> What to produce
Check every line of the data and copy the ones where "Portal" appears.

Items from an interface collection:
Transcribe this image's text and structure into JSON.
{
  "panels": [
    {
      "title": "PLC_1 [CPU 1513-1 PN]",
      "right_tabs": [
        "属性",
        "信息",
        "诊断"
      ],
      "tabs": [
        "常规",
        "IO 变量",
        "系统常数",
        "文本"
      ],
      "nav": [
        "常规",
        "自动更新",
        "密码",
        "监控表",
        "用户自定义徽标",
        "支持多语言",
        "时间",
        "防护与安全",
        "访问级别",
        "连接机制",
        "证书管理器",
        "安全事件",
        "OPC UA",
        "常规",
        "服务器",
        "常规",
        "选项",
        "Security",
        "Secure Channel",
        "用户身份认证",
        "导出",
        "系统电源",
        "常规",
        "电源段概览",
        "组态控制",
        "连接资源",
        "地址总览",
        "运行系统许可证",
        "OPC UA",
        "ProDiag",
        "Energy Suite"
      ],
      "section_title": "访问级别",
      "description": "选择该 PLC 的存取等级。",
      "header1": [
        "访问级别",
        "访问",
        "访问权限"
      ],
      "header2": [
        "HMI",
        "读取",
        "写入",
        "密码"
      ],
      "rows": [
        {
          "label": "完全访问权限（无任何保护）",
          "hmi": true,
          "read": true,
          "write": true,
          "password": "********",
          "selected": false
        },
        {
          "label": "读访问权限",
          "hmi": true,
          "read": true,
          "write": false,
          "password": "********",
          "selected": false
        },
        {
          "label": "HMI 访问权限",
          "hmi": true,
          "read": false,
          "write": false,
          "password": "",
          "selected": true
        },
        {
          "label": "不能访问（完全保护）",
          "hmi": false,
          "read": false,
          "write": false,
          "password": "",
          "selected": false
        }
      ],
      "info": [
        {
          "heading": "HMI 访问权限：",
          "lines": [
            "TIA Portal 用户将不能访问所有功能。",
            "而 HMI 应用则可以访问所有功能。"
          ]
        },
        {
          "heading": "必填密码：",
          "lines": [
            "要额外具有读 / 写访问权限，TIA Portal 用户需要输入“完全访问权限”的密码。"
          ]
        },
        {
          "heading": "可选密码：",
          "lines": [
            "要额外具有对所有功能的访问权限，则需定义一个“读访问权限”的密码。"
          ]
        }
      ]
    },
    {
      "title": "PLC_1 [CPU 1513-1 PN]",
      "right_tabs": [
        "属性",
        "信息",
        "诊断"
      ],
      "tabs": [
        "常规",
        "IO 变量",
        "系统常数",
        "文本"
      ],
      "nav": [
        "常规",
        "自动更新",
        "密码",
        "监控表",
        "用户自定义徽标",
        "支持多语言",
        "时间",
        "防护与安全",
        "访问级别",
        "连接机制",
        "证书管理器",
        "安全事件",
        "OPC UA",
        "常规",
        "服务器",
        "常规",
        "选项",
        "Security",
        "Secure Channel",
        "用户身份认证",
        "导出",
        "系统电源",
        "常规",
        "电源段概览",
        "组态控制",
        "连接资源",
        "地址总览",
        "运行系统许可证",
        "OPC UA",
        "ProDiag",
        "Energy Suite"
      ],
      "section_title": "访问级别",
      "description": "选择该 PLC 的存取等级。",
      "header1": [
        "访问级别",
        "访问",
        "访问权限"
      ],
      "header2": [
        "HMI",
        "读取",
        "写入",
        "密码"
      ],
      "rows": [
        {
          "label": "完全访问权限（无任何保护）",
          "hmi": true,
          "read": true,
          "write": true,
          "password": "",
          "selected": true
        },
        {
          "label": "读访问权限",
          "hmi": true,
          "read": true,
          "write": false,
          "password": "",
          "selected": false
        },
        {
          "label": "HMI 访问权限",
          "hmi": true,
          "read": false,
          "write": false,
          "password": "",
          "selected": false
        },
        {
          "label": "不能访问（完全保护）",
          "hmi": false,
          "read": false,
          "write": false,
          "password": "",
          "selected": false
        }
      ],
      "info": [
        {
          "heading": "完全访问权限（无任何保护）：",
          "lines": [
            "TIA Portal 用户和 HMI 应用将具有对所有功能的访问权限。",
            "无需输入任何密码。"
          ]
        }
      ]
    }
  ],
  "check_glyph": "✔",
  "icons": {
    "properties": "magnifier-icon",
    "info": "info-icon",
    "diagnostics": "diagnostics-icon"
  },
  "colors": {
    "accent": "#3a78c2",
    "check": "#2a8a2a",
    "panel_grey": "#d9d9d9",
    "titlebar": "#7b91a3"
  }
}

> Written answer
            "TIA Portal 用户将不能访问所有功能。",
            "要额外具有读 / 写访问权限，TIA Portal 用户需要输入“完全访问权限”的密码。"
            "TIA Portal 用户和 HMI 应用将具有对所有功能的访问权限。",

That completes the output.